> [PROBLEM DESCRIPTION] The full set of entries below is to be returned unchanged.

Start of SOURCE DATA

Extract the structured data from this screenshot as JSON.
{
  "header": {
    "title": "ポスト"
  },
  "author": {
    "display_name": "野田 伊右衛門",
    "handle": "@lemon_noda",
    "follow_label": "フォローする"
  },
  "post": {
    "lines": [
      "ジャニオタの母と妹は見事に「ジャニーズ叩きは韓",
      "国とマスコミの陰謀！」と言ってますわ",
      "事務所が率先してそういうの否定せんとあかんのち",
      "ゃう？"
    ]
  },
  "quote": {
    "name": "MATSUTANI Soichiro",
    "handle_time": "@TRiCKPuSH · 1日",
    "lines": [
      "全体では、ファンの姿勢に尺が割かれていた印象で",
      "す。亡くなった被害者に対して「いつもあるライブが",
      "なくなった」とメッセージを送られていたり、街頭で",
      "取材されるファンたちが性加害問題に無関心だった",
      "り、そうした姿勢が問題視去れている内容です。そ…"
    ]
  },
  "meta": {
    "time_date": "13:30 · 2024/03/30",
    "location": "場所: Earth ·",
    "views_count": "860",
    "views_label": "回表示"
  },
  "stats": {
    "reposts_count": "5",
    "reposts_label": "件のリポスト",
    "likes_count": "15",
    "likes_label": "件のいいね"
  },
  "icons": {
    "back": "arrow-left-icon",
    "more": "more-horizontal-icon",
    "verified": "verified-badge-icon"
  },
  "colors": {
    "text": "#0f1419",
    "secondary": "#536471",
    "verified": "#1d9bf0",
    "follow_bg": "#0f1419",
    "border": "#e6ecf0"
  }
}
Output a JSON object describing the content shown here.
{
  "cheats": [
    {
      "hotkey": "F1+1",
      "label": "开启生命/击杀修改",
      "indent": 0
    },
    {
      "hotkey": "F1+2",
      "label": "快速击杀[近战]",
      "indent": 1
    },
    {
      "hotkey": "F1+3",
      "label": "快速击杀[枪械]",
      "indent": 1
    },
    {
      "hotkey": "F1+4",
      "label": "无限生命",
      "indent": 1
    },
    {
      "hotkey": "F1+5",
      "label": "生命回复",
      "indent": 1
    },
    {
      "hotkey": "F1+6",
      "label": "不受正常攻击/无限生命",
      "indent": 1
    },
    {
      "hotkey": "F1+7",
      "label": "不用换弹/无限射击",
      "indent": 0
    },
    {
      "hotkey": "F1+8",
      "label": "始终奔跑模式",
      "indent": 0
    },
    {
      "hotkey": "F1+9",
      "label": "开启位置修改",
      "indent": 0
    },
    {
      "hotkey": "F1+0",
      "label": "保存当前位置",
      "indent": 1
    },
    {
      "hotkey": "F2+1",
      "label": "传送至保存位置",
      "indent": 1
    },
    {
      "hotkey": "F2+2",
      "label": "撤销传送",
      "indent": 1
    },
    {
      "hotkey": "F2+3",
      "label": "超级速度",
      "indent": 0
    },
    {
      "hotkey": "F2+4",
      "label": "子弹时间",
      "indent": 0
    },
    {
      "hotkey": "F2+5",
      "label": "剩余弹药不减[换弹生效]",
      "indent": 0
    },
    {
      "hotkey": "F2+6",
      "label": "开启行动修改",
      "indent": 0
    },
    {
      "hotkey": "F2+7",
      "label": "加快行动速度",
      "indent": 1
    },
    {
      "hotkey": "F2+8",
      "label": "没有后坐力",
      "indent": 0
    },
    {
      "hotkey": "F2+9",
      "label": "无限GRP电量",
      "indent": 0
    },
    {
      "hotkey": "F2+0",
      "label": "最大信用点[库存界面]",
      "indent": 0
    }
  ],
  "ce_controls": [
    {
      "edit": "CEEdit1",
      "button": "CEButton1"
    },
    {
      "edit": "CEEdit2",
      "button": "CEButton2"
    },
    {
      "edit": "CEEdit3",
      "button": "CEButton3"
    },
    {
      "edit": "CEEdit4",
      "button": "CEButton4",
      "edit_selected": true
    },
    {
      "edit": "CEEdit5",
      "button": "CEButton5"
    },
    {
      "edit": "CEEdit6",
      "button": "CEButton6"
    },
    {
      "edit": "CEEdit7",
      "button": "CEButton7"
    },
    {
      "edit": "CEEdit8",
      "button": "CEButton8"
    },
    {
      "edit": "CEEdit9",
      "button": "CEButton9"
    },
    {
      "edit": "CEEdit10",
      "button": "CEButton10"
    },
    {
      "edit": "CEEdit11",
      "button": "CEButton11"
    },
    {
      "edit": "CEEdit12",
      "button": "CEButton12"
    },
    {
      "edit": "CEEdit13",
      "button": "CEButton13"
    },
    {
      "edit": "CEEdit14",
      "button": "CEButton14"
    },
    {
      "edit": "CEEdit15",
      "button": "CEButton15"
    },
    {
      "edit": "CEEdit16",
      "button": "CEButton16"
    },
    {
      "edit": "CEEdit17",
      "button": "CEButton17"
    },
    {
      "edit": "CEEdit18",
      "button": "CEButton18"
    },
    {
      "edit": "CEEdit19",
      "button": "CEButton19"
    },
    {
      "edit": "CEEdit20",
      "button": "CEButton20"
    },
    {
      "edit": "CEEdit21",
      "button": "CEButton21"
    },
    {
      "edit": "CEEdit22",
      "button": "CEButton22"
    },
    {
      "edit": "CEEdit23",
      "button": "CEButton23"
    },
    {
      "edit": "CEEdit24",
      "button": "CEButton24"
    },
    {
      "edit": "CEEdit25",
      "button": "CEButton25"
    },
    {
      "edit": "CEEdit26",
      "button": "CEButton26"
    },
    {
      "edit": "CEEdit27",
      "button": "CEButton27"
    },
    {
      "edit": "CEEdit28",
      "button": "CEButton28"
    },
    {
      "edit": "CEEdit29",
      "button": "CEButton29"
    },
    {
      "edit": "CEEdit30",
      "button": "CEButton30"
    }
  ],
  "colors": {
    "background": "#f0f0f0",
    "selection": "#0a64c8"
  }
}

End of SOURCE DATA

> [TASK SOLUTION]
Extract the structured data from this screenshot as JSON.
{
  "header": {
    "title": "ポスト"
  },
  "author": {
    "display_name": "野田 伊右衛門",
    "handle": "@lemon_noda",
    "follow_label": "フォローする"
  },
  "post": {
    "lines": [
      "ジャニオタの母と妹は見事に「ジャニーズ叩きは韓",
      "国とマスコミの陰謀！」と言ってますわ",
      "事務所が率先してそういうの否定せんとあかんのち",
      "ゃう？"
    ]
  },
  "quote": {
    "name": "MATSUTANI Soichiro",
    "handle_time": "@TRiCKPuSH · 1日",
    "lines": [
      "全体では、ファンの姿勢に尺が割かれていた印象で",
      "す。亡くなった被害者に対して「いつもあるライブが",
      "なくなった」とメッセージを送られていたり、街頭で",
      "取材されるファンたちが性加害問題に無関心だった",
      "り、そうした姿勢が問題視去れている内容です。そ…"
    ]
  },
  "meta": {
    "time_date": "13:30 · 2024/03/30",
    "location": "場所: Earth ·",
    "views_count": "860",
    "views_label": "回表示"
  },
  "stats": {
    "reposts_count": "5",
    "reposts_label": "件のリポスト",
    "likes_count": "15",
    "likes_label": "件のいいね"
  },
  "icons": {
    "back": "arrow-left-icon",
    "more": "more-horizontal-icon",
    "verified": "verified-badge-icon"
  },
  "colors": {
    "text": "#0f1419",
    "secondary": "#536471",
    "verified": "#1d9bf0",
    "follow_bg": "#0f1419",
    "border": "#e6ecf0"
  }
}
Output a JSON object describing the content shown here.
{
  "cheats": [
    {
      "hotkey": "F1+1",
      "label": "开启生命/击杀修改",
      "indent": 0
    },
    {
      "hotkey": "F1+2",
      "label": "快速击杀[近战]",
      "indent": 1
    },
    {
      "hotkey": "F1+3",
      "label": "快速击杀[枪械]",
      "indent": 1
    },
    {
      "hotkey": "F1+4",
      "label": "无限生命",
      "indent": 1
    },
    {
      "hotkey": "F1+5",
      "label": "生命回复",
      "indent": 1
    },
    {
      "hotkey": "F1+6",
      "label": "不受正常攻击/无限生命",
      "indent": 1
    },
    {
      "hotkey": "F1+7",
      "label": "不用换弹/无限射击",
      "indent": 0
    },
    {
      "hotkey": "F1+8",
      "label": "始终奔跑模式",
      "indent": 0
    },
    {
      "hotkey": "F1+9",
      "label": "开启位置修改",
      "indent": 0
    },
    {
      "hotkey": "F1+0",
      "label": "保存当前位置",
      "indent": 1
    },
    {
      "hotkey": "F2+1",
      "label": "传送至保存位置",
      "indent": 1
    },
    {
      "hotkey": "F2+2",
      "label": "撤销传送",
      "indent": 1
    },
    {
      "hotkey": "F2+3",
      "label": "超级速度",
      "indent": 0
    },
    {
      "hotkey": "F2+4",
      "label": "子弹时间",
      "indent": 0
    },
    {
      "hotkey": "F2+5",
      "label": "剩余弹药不减[换弹生效]",
      "indent": 0
    },
    {
      "hotkey": "F2+6",
      "label": "开启行动修改",
      "indent": 0
    },
    {
      "hotkey": "F2+7",
      "label": "加快行动速度",
      "indent": 1
    },
    {
      "hotkey": "F2+8",
      "label": "没有后坐力",
      "indent": 0
    },
    {
      "hotkey": "F2+9",
      "label": "无限GRP电量",
      "indent": 0
    },
    {
      "hotkey": "F2+0",
      "label": "最大信用点[库存界面]",
      "indent": 0
    }
  ],
  "ce_controls": [
    {
      "edit": "CEEdit1",
      "button": "CEButton1"
    },
    {
      "edit": "CEEdit2",
      "button": "CEButton2"
    },
    {
      "edit": "CEEdit3",
      "button": "CEButton3"
    },
    {
      "edit": "CEEdit4",
      "button": "CEButton4",
      "edit_selected": true
    },
    {
      "edit": "CEEdit5",
      "button": "CEButton5"
    },
    {
      "edit": "CEEdit6",
      "button": "CEButton6"
    },
    {
      "edit": "CEEdit7",
      "button": "CEButton7"
    },
    {
      "edit": "CEEdit8",
      "button": "CEButton8"
    },
    {
      "edit": "CEEdit9",
      "button": "CEButton9"
    },
    {
      "edit": "CEEdit10",
      "button": "CEButton10"
    },
    {
      "edit": "CEEdit11",
      "button": "CEButton11"
    },
    {
      "edit": "CEEdit12",
      "button": "CEButton12"
    },
    {
      "edit": "CEEdit13",
      "button": "CEButton13"
    },
    {
      "edit": "CEEdit14",
      "button": "CEButton14"
    },
    {
      "edit": "CEEdit15",
      "button": "CEButton15"
    },
    {
      "edit": "CEEdit16",
      "button": "CEButton16"
    },
    {
      "edit": "CEEdit17",
      "button": "CEButton17"
    },
    {
      "edit": "CEEdit18",
      "button": "CEButton18"
    },
    {
      "edit": "CEEdit19",
      "button": "CEButton19"
    },
    {
      "edit": "CEEdit20",
      "button": "CEButton20"
    },
    {
      "edit": "CEEdit21",
      "button": "CEButton21"
    },
    {
      "edit": "CEEdit22",
      "button": "CEButton22"
    },
    {
      "edit": "CEEdit23",
      "button": "CEButton23"
    },
    {
      "edit": "CEEdit24",
      "button": "CEButton24"
    },
    {
      "edit": "CEEdit25",
      "button": "CEButton25"
    },
    {
      "edit": "CEEdit26",
      "button": "CEButton26"
    },
    {
      "edit": "CEEdit27",
      "button": "CEButton27"
    },
    {
      "edit": "CEEdit28",
      "button": "CEButton28"
    },
    {
      "edit": "CEEdit29",
      "button": "CEButton29"
    },
    {
      "edit": "CEEdit30",
      "button": "CEButton30"
    }
  ],
  "colors": {
    "background": "#f0f0f0",
    "selection": "#0a64c8"
  }
}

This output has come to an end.